  • Most actors would prefer to spend more time on their craft than on marketing, and many authors feel the same. However, actors and authors both know that without solid marketing, we won’t get the opportunity to do another new project.
  • No matter how many shows an actor guests on, if the movie is lousy, sales will spiral. The same is true of our books. We can’t get around it. Good content is, and always will be, the marketing king.
  • Actors cannot produce inspiring art alone. They require support people like agents, fellow actors, experts in PR, producers, directors, etc. Authors also need a group like this to expand their message reach.

The more I reflect on what it takes to release a successful movie, the more I see the connection to releasing successful books. The Hollywood model has worked for decades, which tells me that as much as things are changing, some things stay the same.

What commonalities between actors and authors do you see that I failed to mention?

 

 

 

Motivating an Unmotivated Writer

Writing Quote E.B. White I’m going through one of those seasons of life where I’m not feeling motivated. My mind could go in either one of two directions. I could wallow and give up — allowing myself to succumb to fatigue, discouragement, and fear due to circumstances beyond my control. Or I could remind myself that I am an author, and as such, absolutely everything is potential writing fodder. I’m choosing the latter.

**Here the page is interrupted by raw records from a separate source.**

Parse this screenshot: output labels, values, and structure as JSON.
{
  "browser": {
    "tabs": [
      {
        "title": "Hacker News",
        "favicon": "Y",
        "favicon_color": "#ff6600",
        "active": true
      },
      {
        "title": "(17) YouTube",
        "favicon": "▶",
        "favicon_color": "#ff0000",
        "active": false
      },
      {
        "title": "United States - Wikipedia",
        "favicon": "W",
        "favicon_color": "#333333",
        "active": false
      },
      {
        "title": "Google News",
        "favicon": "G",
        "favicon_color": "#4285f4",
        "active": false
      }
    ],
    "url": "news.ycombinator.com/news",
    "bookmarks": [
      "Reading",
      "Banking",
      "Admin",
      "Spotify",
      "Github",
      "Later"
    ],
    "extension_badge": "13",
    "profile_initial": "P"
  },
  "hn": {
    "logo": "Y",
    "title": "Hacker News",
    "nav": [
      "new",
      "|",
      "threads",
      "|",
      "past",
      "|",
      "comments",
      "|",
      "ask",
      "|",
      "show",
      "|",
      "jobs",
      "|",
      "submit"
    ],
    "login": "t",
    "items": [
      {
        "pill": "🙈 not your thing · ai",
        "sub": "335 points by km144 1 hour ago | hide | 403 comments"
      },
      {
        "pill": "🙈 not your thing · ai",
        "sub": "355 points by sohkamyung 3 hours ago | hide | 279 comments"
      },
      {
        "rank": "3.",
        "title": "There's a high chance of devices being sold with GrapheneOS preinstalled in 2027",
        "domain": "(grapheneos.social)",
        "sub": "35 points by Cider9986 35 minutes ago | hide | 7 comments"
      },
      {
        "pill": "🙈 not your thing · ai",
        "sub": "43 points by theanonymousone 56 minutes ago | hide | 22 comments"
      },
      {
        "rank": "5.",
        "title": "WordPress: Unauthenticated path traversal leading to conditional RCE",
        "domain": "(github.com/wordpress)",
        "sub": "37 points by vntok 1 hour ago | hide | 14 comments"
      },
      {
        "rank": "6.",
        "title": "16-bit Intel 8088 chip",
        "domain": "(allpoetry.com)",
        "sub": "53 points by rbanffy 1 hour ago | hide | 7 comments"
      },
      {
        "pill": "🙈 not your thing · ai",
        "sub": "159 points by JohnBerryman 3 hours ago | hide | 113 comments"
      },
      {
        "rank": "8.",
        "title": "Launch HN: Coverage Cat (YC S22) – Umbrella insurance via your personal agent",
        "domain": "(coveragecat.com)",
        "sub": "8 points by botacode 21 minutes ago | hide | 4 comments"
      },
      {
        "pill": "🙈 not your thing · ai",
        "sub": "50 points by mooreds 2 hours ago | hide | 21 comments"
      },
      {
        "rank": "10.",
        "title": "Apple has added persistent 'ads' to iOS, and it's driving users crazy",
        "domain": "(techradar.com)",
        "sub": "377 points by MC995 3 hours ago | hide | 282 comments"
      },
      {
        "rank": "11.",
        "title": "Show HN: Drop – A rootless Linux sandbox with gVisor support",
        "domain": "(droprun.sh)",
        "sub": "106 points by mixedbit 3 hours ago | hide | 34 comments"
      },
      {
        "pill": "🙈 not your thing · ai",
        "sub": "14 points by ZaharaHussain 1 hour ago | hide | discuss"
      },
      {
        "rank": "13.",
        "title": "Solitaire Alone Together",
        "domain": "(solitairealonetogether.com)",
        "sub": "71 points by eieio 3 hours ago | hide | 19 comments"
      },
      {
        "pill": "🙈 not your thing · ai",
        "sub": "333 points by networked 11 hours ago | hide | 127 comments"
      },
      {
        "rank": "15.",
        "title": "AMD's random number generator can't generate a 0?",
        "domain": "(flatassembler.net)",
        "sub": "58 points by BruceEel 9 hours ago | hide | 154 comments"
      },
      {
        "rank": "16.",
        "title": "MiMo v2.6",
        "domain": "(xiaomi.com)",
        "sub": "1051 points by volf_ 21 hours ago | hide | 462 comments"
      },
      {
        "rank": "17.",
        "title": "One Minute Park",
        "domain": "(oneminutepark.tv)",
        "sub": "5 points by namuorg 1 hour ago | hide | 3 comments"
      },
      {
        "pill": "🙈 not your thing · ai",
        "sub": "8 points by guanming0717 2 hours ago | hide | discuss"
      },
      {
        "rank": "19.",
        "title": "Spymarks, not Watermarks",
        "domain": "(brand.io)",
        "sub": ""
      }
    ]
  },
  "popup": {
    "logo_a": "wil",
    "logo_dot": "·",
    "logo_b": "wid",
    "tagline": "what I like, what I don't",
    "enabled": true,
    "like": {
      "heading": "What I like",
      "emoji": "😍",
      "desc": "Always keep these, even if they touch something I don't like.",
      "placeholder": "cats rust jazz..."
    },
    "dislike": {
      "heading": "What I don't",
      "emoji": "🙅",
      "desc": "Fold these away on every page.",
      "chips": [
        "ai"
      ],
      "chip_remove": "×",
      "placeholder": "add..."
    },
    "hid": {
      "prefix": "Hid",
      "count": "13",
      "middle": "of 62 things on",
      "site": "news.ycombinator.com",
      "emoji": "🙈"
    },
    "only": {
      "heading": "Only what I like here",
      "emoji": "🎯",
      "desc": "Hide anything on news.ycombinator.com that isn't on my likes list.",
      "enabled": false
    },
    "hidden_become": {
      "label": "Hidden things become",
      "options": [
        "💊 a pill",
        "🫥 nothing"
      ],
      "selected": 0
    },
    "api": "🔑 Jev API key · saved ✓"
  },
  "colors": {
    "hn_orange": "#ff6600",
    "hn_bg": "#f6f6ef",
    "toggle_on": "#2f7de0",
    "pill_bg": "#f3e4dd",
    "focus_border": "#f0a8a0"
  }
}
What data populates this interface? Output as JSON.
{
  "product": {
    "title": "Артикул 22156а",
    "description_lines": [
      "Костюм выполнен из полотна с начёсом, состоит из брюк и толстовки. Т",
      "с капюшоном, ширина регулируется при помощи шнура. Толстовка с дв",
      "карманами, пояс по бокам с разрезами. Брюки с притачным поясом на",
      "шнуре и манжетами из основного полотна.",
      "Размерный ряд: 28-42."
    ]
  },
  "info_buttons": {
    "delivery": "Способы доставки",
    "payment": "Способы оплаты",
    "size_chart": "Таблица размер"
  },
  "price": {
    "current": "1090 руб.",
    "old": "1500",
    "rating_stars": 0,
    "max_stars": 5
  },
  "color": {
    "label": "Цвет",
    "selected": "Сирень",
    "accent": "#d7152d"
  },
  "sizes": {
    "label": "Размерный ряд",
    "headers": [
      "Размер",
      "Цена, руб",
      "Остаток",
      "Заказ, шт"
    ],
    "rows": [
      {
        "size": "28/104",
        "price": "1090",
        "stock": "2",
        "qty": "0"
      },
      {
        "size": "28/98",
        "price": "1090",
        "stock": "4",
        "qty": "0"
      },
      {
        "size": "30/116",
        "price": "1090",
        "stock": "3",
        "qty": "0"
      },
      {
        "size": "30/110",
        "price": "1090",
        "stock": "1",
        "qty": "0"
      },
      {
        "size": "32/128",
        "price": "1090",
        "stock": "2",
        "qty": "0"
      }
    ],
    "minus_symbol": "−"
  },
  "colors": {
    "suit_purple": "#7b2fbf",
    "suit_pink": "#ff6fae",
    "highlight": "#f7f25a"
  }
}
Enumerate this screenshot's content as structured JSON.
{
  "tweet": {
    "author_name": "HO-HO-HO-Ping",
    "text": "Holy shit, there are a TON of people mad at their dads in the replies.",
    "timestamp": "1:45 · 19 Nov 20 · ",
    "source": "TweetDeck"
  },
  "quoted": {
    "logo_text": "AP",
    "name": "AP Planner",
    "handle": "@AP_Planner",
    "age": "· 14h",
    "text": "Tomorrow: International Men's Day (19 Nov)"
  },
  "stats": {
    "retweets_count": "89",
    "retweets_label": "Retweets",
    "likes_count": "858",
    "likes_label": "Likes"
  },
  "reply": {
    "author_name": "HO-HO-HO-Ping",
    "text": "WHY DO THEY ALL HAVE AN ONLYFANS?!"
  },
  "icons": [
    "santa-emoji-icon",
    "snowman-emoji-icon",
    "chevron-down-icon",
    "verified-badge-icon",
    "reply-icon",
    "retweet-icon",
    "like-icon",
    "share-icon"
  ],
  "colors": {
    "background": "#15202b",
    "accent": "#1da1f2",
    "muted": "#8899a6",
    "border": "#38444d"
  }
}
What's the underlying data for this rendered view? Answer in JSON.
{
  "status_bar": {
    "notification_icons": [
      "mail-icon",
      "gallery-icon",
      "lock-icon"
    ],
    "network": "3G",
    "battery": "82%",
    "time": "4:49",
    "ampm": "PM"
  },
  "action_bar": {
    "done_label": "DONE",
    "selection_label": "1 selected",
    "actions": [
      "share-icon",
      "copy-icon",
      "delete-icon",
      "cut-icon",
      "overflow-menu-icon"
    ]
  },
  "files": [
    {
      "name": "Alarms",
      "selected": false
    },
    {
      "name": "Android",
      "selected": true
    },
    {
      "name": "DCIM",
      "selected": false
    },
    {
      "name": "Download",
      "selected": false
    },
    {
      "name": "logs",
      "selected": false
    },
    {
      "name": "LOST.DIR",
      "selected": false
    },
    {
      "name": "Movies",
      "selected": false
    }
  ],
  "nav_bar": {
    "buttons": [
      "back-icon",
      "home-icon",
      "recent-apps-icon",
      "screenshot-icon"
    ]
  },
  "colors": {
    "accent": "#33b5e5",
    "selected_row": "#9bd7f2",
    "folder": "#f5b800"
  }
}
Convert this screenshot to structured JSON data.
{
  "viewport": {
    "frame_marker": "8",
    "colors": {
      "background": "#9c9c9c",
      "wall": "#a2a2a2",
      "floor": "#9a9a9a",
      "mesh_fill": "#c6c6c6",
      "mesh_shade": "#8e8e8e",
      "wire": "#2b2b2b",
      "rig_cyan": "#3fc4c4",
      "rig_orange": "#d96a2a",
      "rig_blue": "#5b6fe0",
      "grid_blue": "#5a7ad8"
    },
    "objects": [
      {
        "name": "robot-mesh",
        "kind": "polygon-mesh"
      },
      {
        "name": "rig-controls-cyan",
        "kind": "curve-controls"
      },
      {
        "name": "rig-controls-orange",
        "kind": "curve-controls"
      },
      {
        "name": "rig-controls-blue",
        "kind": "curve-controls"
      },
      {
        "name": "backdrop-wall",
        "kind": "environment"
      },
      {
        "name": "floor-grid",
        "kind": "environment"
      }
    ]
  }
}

Writing is Harder for a WriterTo maintain any productivity, my way of putting words on the page has changed over the past month. For instance, instead of scheduling hours at a time for writing, I’m snatching snippets and seconds. Scrivener is my friend, as I drop ideas, research links, and summaries of real-time happenings for anecdotal use into project files. Life has required I do things differently, but I refuse to let it stop me.

Writing the WorstI’m also offering myself an extra dose of patience and forgiveness. If I expend emotional energy on unreasonable expectations and unhealthy guilt, I will pay for it in wasted physical and mental energy. It’s taken me years to learn this about myself, but now that I know it, I can approach writing with a healthier perspective.

Writing Quote by Stephen KingAnother motivational boost comes from reminding myself that I am a professional. This means I don’t just think about writing, dream about writing, or talk about writing — I do it. A professional writer puts the same integrity, (doing the right thing whether anyone else can see or hear them or not), into their craft as the CEO of a multi-billion dollar company. I refuse to be the amateur Stephen King talks about.

Writing What Others Can't SayMy past and present circumstances are more than writing fodder, they are also qualifiers. My unique experiences qualify me to speak about subjects, while my role as a professional writer enables me to say what others cannot due to willingness or ability. This is why writing is both privilege and responsibility. This thought alone motivates me to action when I feel unmotivated.

In speaking with many of my author friends, I find I’m not the only one who needs the occasional reminder to move my fingers across the keyboard when I feel like pushing buttons on the remote. The truth is, writing is hard under ideal conditions, but it can feel excruciating when life batters you with tough situations. This is where my writing mettle is tested.

  • Am I serious?
  • Will I resolve to follow through no matter what?
  • Can I motivate myself when I’d most like to bury myself in bed and pull the covers over my head?

Writer at WorkThe answer is yes. After all, I am a professional. And professional authors get to work — one intentional word at a time.

Does your writing come easy, or do you require a motivational push to do the daily word grind?